Sung in rural households in Punjab, the folk song speaks about sentiments that are perhaps universal. Across countries and cultures, dolls are an indispensable part of childhood. Not mere playthings, one often builds an emotional bond with their dolls. Once upon a time, dolls were hand-stitched in Punjab. Mothers would decorate them for their daughters with ornaments, paranda in the braid and jutti on the feet.
Called guddiyan patoley, the tradition is now almost dead, but for a handful women who are trying to keep it alive. Among them is Davinder Kaur Dhatt. An assistant professor in fine arts at GHG Khalsa College, Gurusar Sudhar, Ludhiana, she is planning an exhibition of her collection of over 60 handmade Punjabi traditional dolls.
A quick visit to her house introduces us to a range of dolls that include a glowing bride, Punjabi woman spinning charkha, two women playing dholak and another spinning madaani (churning butter). If one doll is seen admiring herself in the mirror, another is doing giddha. The labour and minute detailing that has gone into making them is evident. The 53-year-old shares how some of them took over a month to complete and it took her over two years to build the collection.
“Though I have been making dolls since I was ten, the skill improved as I kept practising. My mother taught me the art of doll making. For me, dolls are not just lifeless objects put together using different materials, they are instead living women whose faces should express the emotions inside them. Before starting work on each one, I first think of their emotions and the the right way to depict them. Before the technical process, is the emotional one,” says Dhatt. She adds, “I have nurtured them for years. Hours and hours of hard work has gone into making each one of them,” says Dhatt.
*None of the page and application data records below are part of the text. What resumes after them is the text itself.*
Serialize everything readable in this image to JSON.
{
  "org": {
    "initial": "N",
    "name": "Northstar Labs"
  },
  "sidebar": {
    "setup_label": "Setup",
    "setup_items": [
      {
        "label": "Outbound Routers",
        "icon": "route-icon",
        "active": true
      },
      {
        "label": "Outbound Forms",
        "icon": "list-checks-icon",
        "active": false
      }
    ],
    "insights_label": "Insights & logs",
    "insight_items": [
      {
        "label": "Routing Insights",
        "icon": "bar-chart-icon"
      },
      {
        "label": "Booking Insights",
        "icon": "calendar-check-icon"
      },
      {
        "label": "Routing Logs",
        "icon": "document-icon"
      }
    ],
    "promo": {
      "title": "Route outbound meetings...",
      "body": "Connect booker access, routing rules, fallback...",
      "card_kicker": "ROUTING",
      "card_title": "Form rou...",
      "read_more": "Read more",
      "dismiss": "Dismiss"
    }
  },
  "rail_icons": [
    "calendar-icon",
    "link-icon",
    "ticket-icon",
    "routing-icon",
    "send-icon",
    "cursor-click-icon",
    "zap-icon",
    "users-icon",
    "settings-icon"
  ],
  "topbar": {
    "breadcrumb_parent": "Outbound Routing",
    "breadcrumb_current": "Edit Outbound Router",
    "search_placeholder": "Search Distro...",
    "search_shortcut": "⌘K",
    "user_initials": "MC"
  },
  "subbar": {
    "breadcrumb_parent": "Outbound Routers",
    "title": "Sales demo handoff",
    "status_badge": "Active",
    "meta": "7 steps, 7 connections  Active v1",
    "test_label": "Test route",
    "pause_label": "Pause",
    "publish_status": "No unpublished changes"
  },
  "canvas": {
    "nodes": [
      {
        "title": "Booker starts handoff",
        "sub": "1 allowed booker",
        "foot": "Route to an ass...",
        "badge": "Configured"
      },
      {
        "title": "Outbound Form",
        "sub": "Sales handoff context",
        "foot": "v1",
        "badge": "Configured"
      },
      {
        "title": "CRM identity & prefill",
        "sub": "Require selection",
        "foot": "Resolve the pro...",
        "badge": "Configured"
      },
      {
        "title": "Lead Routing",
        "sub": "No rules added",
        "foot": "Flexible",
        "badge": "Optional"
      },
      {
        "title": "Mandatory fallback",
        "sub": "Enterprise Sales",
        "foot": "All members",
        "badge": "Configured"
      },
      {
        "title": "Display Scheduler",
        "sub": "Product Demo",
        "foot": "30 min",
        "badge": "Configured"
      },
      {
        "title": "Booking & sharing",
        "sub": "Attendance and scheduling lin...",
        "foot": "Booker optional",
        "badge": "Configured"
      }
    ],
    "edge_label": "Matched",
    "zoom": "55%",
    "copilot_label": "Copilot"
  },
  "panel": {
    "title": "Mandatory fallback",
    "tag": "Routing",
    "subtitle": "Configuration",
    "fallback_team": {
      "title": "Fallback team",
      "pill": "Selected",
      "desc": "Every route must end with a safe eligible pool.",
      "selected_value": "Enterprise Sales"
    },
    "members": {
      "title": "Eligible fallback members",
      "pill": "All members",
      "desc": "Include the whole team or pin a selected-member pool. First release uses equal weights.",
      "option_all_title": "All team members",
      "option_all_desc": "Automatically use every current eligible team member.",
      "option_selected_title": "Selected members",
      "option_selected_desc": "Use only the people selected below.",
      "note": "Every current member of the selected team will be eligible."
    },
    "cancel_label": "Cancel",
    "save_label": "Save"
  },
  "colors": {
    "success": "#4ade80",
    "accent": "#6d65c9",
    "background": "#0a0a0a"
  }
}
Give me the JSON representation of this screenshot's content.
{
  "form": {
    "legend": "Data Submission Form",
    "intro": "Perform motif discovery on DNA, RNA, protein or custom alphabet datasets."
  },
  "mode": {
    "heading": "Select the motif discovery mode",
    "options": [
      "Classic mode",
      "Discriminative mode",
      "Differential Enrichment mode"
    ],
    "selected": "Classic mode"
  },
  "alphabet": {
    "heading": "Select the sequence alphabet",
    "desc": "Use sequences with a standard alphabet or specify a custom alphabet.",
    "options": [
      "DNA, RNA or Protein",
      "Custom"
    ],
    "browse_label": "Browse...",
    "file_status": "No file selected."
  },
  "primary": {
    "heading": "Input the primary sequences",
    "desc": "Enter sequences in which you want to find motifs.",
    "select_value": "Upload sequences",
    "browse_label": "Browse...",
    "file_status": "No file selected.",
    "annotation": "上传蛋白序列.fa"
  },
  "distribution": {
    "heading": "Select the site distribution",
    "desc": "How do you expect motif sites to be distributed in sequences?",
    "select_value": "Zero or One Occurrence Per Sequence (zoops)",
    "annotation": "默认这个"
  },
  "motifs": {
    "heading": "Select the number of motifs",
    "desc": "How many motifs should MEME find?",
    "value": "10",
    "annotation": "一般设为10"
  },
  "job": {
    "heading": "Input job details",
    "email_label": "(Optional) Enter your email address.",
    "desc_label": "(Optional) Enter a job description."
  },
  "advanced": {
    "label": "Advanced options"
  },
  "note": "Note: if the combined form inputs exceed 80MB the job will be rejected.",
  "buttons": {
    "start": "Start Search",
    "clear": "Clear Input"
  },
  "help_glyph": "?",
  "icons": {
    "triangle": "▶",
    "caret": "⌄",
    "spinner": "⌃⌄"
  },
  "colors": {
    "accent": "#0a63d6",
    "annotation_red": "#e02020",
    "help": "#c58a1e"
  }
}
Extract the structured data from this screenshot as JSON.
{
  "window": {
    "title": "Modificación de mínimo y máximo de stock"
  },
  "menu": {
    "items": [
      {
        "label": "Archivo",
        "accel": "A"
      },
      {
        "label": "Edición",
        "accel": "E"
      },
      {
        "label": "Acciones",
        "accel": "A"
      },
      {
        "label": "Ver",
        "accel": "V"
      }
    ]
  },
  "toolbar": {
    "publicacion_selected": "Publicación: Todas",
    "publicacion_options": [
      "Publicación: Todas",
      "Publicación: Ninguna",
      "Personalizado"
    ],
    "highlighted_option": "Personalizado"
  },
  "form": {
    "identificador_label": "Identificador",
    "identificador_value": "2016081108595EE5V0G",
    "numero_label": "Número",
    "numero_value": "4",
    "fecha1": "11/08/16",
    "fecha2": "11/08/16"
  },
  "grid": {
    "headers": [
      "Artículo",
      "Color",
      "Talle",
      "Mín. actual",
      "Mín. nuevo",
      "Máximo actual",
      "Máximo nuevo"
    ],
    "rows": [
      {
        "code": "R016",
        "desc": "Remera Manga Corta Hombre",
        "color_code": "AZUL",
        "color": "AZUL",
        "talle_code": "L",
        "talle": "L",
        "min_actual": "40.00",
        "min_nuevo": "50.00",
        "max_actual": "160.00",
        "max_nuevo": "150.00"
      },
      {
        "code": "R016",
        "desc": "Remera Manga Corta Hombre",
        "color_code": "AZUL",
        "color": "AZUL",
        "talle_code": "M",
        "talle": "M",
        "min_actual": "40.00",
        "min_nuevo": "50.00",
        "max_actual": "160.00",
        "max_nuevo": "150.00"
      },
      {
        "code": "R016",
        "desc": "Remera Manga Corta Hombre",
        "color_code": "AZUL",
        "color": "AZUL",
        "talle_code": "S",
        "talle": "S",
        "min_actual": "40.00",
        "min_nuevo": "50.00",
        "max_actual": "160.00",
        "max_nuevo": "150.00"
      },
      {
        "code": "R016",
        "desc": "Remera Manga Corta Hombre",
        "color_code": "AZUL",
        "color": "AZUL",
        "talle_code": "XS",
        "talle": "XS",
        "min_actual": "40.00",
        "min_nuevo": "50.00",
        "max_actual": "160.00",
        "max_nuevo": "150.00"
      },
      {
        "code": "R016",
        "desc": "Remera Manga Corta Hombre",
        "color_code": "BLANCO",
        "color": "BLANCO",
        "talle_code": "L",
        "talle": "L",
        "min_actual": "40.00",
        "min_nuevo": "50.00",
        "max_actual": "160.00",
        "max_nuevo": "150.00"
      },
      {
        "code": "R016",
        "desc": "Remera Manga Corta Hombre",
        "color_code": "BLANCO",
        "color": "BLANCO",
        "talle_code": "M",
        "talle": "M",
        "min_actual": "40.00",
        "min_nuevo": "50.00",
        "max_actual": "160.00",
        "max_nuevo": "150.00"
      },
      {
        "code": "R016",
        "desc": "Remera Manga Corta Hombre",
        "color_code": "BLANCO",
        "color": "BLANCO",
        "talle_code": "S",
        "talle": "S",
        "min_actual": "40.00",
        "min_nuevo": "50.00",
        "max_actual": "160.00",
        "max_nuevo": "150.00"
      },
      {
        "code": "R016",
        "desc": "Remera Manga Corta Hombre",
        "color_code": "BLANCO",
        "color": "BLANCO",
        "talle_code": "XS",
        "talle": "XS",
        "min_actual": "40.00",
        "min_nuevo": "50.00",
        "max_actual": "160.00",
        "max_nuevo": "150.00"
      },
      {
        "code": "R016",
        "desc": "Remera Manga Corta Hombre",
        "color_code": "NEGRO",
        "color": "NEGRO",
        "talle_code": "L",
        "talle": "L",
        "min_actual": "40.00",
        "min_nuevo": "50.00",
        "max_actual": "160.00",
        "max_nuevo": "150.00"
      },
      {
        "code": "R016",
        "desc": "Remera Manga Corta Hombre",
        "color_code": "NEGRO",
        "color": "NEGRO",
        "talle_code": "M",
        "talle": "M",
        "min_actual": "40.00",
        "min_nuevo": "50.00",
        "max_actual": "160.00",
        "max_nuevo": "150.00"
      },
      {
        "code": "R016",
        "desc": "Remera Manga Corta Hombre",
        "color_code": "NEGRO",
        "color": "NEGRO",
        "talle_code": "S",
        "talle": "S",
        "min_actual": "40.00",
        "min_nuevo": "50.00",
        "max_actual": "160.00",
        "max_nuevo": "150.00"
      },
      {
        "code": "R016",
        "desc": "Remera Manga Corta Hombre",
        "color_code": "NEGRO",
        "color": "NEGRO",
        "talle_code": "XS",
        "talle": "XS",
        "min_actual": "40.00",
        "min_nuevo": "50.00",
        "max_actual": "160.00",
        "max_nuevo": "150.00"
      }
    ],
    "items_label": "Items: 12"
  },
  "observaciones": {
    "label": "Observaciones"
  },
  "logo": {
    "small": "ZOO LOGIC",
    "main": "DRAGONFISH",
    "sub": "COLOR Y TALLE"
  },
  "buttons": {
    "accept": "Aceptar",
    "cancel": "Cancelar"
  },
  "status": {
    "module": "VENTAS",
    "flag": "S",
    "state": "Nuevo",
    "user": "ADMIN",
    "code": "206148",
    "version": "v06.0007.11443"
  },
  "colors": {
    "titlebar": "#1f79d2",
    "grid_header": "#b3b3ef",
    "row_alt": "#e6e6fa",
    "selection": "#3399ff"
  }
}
She even gives each doll a name. We are introduced to Sharmila, Punjabo, Simmo, Soni with her Mahiwal and Meera, singing for Krishna. “In Patiala, I made Radha-Krishna and donated the figures to a temple. I can never put a monetary value to my art. They are not for sale,” says Dhatt, a double post graduate (in fine arts and folk art and culture) from Punjabi University, Patiala. She also holds a PhD in fine arts and completed a one-year training course in doll making from the small scale industry department of Punjab government.
After giving nearly 40 years of her life to the art of doll making, Dhatt credits her husband Jasmer Singh Dhatt for helping her with the work and encouraging her to organise an exhibition. “From collecting materials to stitching and everything else, he always helps me. He is equally passionate about this art,” she adds.
Explaining the technical process, Dhatt says that first comes the face of a doll, which is made using clay. A shape is given to features such as eyes, nose and lips. “One clay, the mould is done and hardened into fiber using a special rubber and two chemicals. The lower body, legs, feet, hands and arms are all made separately, using cotton and wires, and then stitched together. Then hair, clothes, ornaments and accessories are added,” says Dhatt. She even stitches the clothes of the dolls herself.
Twenty of the dolls measure 15 inches and 40 of them are three and a half feet tall. “Everything is customised — their clothes, accessories and ornaments. There is no compromise on quality. From Canada to Delhi, we have shopped from everywhere to decorate them. Small ones cost Rs 500-1,000 and the big ones Rs 5,000 to 10,000, but sometimes the accessories are costly. We never think before spending on them,” says Jasmer, a retired vigilance official. Davinder adds, “I just want the government to help us in setting up a dolls museum to promote this Punjabi heritage and not let the art die. I am not doing this for money. My dolls are like living beings for me.”
The collection of dolls will be on display in Chandigarh from July 19 to 22 at an exhibition being organised by Punjab Kala Parishad at Punjab Kala Bhawan.